The temporary sale of recreational marijuana by medical marijuana dispensaries became legal in Oregon last October. A 25% tax on sales is charged by the dispensaries. When licensed recreational retailers begin operating in January, the tax will drop down to 17 percent.
As of May 30, the sate had collected $14.9 million in marijuana sales taxes.
This information, however, poses another problem. Most agricultural statistics published by the agricultural department come from the USDA’s National Agricultural Statistics Service (NASS). Although marijuana is legal in several states, the federal government still classify marijuana as an illegal drug. Dave Losh, Oregon state statistical for NASS, said the agency won’t include marijuana in its annual crop statistics due to federal policy.
For the same reason, people can’t use water from federal projects to irrigate marijuana, he said, and such things as Natural Resource Conservation Service programs can’t be applied to pot crops.
Pokarney, of ODA, made a joke about the department saying they would need to put an asterisk beside the pot crop value in its annual report. “We will have sales numbers, but I don’t know how we would report it,” he said.
Oregon crop statistics from 2014 list cattle and calves as the state’s top agricultural product, at $933 million value. Greenhouse and nursery plants took second place with $8529 million, and hay was third at $703 million.
Seth Crawford, an Oregon State University sociology professor who teaches a pot policy class, estimated in 2015 that Oregon’s marijuana crop had an annual value approaching $1 billion.
Meanwhile, the OLCC continues to process license applications as entrepreneurs seek opportunities in the state’s recreational cannabis market.
As of June 21, there were 723 applications to grow marijuana in Oregon. Of those, 122 were in Jackson County and 91 were in neighboring Josephine County.
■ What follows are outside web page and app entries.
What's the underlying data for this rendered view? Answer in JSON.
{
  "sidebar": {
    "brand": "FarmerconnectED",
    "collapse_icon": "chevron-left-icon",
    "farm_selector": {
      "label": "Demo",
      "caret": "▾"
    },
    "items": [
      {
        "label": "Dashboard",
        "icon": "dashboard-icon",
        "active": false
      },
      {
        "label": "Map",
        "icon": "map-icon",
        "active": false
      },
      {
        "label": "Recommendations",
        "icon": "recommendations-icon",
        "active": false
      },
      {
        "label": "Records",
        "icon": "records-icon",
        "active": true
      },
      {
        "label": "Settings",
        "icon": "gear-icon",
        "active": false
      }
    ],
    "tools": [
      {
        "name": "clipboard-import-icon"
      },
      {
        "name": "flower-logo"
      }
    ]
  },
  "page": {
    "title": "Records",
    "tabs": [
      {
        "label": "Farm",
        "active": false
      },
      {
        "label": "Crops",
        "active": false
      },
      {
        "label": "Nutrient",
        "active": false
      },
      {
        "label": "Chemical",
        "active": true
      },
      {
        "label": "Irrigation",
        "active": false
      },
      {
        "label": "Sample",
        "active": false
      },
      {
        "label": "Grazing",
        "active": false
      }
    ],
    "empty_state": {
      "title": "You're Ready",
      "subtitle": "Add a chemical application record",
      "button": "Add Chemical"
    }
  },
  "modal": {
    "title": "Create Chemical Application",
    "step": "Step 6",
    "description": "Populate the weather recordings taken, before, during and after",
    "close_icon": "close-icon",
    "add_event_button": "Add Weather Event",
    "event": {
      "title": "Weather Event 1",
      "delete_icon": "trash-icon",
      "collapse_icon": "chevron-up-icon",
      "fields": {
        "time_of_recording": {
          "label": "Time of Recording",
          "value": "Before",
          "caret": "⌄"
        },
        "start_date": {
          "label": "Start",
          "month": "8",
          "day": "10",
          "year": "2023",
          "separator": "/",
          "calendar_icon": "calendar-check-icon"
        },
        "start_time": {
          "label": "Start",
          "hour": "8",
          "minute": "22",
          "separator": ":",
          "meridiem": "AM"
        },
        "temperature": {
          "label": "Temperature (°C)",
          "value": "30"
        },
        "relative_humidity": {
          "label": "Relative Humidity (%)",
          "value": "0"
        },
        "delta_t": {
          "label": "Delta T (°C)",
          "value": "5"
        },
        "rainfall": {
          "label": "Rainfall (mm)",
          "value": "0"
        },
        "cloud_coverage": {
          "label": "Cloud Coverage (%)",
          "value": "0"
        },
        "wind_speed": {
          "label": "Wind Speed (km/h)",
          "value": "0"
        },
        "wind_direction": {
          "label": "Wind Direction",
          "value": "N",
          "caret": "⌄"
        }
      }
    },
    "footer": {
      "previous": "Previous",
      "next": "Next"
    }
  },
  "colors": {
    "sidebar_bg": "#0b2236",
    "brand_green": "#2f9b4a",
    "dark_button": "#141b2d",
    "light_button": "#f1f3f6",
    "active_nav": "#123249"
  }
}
The tri-county Portland area, including Multnomah, Clackamas and Washington counties, accounted for 250 of the license applications.
Of processing facilities, 25 of the 82 license applications were from Multnomah County, and 69 of 193 were retail applications.
The state also received applications from 7 testing labs, 57 wholesalers and 1 research facility.
Some licenses have been approved, many others are in draft form or are being reviewed for land-use compliance by local governments.